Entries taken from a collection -

******************************

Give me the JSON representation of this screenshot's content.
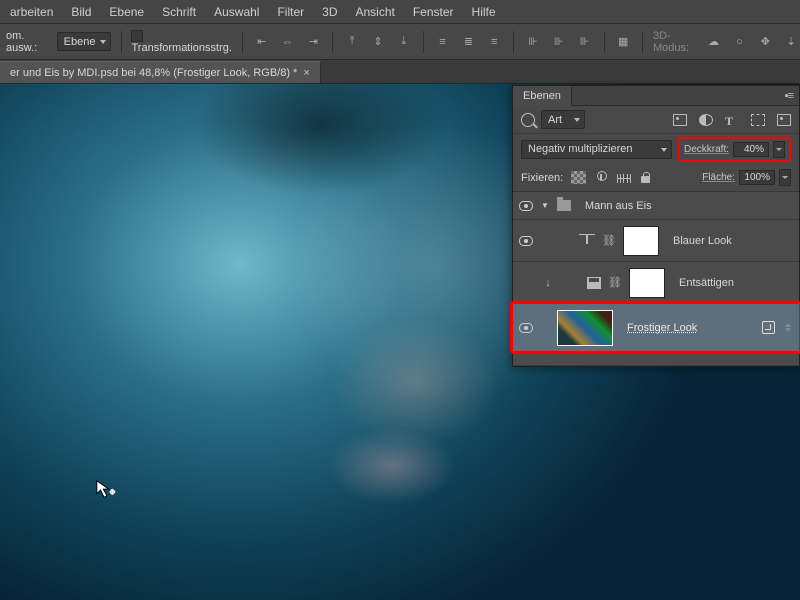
{
  "menu": {
    "items": [
      "arbeiten",
      "Bild",
      "Ebene",
      "Schrift",
      "Auswahl",
      "Filter",
      "3D",
      "Ansicht",
      "Fenster",
      "Hilfe"
    ]
  },
  "options": {
    "left_label": "om. ausw.:",
    "mode_dd": "Ebene",
    "transform_check_label": "Transformationsstrg.",
    "mode3d_label": "3D-Modus:"
  },
  "tab": {
    "title": "er und Eis by MDI.psd bei 48,8% (Frostiger Look, RGB/8) *"
  },
  "panel": {
    "tab_label": "Ebenen",
    "search_kind": "Art",
    "blend_mode": "Negativ multiplizieren",
    "opacity_label": "Deckkraft:",
    "opacity_value": "40%",
    "lock_label": "Fixieren:",
    "fill_label": "Fläche:",
    "fill_value": "100%",
    "group_name": "Mann aus Eis",
    "layer_blauer": "Blauer Look",
    "layer_entsatt": "Entsättigen",
    "layer_frostig": "Frostiger Look"
  }
}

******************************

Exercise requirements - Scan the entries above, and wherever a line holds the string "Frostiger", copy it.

Result of this task -
    "title": "er und Eis by MDI.psd bei 48,8% (Frostiger Look, RGB/8) *"
    "layer_frostig": "Frostiger Look"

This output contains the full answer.